Community Change in Public Health

This course examines the community context of the changes needed to promote the public’s health.

About The Course

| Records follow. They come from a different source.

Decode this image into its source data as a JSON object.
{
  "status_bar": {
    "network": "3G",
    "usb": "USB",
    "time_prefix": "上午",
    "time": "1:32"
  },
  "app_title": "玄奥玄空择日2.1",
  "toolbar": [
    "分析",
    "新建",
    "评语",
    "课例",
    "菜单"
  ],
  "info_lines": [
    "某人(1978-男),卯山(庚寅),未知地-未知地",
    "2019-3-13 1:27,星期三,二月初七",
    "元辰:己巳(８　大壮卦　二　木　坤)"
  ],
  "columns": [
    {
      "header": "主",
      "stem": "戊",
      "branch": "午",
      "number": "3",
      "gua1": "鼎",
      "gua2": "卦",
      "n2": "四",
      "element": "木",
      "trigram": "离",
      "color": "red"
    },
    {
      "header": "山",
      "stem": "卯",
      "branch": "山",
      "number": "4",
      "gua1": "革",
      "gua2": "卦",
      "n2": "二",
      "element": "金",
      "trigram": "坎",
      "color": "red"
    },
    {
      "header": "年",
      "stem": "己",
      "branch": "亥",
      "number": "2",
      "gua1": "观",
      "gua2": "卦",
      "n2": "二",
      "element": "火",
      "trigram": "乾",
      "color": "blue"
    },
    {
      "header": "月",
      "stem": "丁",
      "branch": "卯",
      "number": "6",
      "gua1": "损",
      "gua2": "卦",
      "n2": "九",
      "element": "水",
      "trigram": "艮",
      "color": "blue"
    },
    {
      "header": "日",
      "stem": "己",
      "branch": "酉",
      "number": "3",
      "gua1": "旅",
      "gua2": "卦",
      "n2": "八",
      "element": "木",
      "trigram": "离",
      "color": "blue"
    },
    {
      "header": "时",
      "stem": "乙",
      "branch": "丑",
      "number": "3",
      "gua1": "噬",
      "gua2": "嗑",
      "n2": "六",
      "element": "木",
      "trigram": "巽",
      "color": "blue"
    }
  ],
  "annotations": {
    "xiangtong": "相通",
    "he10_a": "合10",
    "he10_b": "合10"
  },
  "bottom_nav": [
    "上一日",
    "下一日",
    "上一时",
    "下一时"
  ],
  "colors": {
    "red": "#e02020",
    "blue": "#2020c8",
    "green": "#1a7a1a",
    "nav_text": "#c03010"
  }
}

In bringing about behavior change in public health, we often focus on the individual mother, student, or farmer. We should not forget the community structure and norms constrain for encouraging individual health behaviors. This course examines the community context of the changes needed to promote the public’s health. We begin by examining the various definitions of ‘community’ and the processes by which we ‘diagnose’ or seek to understand the structure and characteristics of different types of communities. An appreciation of community similarities and differences is necessary lest we fall into the trap of designing one-size-fits-all interventions. We need to recognize that no matter that outsiders may view a community as poor or neglected, we can find strengths and capacities for improvement in each community. Identifying community capacities and resources is the first step in facilitating community change. Different practical and philosophical approaches to change and therefore, examined. Specific to the change process is our recognition of the need for communities to participate in the design, implementation and evaluation of any intervention. We examine the concept of participation in an effort to see how different levels of involvement may affect sustainability of community change efforts. Finally a case study of a community participatory approach to onchocerciasis control in Africa is presented. Community Directed Intervention has subsequently been successfully applied to providing other essential primary health care services by and in the community, such as insecticide treated bednets, malaria treatment, vitamin A distribution, deworming medicines, and pneumonia and diarrhea case management.

Frequently Asked Questions

  • What resources will I need for this class?

    There is no specific text book for the course. Optional articles and other reading materials will be provided with weblinks. If interested, class members can join a dedicated Facebook page where news and ideas about community and social change in public health are exchanged.

Recommended Background

A basic understanding of public health program planning is helpful but not required.